For me personally, my best teaching days are the days that I feel that I have made a real difference in my students’ lives. I had one of these days towards the end of last semester. This took place on a day when the students had  just received their yearbooks. During one of my AVID classes, I decided to give my students a few minutes of free time at the end of class to sign each other’s yearbooks. I noticed that one my students did not have a yearbook, I am assuming because she could not afford one. This student had made a makeshift notebook out of writing paper and staples and was having her friends sign it in substitution of a yearbook. I am not sure why, but something about this image broke my heart. I had already sponsored another student’s yearbook cost and could not afford to sponsor another one. Then I had an idea; what if I went to the  craft store and made this student a customized autograph book, something that she could really be proud of. I gave the student the autograph book the next day, and it was the look on her face that I’ll never forget and the reason why I consider this my best teaching day. I think it is telling that my best teaching day has nothing to do with content or lesson planning, rather it has to do with being in-tune with the needs of my students, and how a simple moment of empathy followed by action can make a real difference in someone’s life.
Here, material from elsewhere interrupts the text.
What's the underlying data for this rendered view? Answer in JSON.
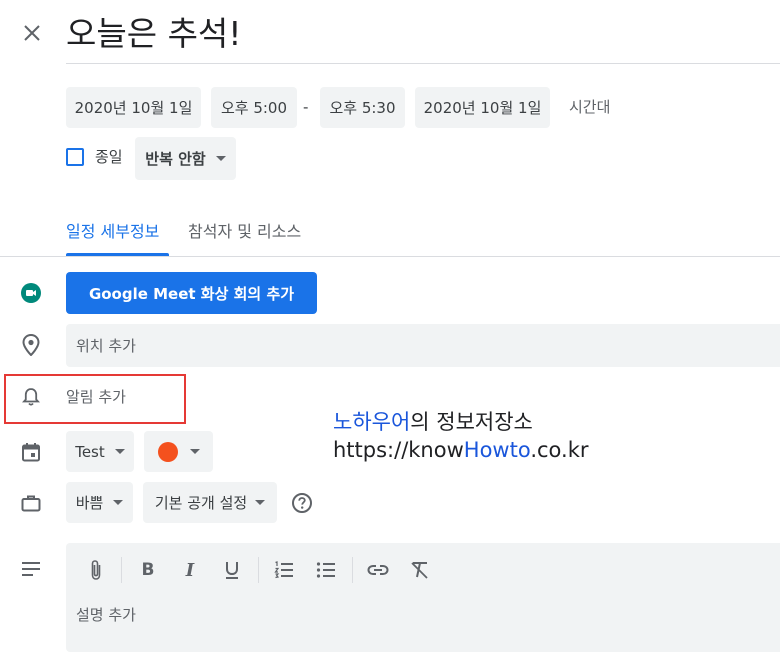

Guide on the Side

Raquel Castellanos

My best day of teaching are the days in which I am not teaching.  I sit back and watched my students explore their own thought and feelings, coming to their own conclusions,  With my 7th graders we read an excerpt from Nelson Mandela’s,  A Long Walk to Freedom..  In the unit of student we discuss apartheid in South Africa and Mandela’s background.  At the end of the unit of study we conclude with a socratic seminar.  The students come to class with 3 opened ended questions about the reading and have a dialogue with each other to pull and make their own meaning from the text.  The best discussions come out of this socratic seminar.  We discuss ideas of civic and familial duty, injustice, social justice, courage, bravery and the power of one..  Annually I am amazed at what 12 and 13 year olds have to say and I want them to be empowered to translate their ideals to actions.

Saturday, September 10, 2016

Best Day Ever

Best Day Ever

It all started summer of 2015, 3 days of Google training! I signed up to be a Digital 1:1 classroom. Why? At that time I asked myself that question many times until one fine day…..
The school year started all was well, paper,pencil,markers, glue and PAPER (phew). Then THAT day happened, in walked Mr. Lambert and 22 Chromebooks. It was real I was now a digital 1:1 classroom. The Edtech team handed out Chromebooks, 22 of them, did digital citizenship and left. Now what? I remembered the one most important piece of advice. Take it slow, I decided to to set goals my first goal was to have my students create a Thinglink for an animal project. The date I decided on was March 1, 2016.Perfect!!
October 20, 2015, all of my 22 4th graders were presenting their Thinlink projects to our school administration and Edtech department.


BEST DAY EVAH (yes, I’m from Boston)

C Collin
Simmons College
Boston, MA

I teach in a graduate level social work program at Simmons College in Boston, MA.  My best teaching day ever was in my Assessment and Diagnosis Class this summer, where students learn the inner workings of psychiatric diagnosis.  This course can be a total snooze, but not this day!  

The students role-played diagnostic characteristics in a totally twisted version of charades/pictionary/heads up.  Graduate students acting out word-salad, flight of ideas, catatonia, and paranoid delusions galore - slow clap it out.  The intention of the assignment to teach mental status evaluation and help students internalize the meaning of what otherwise can seem like clinical jargon.

A day in the life....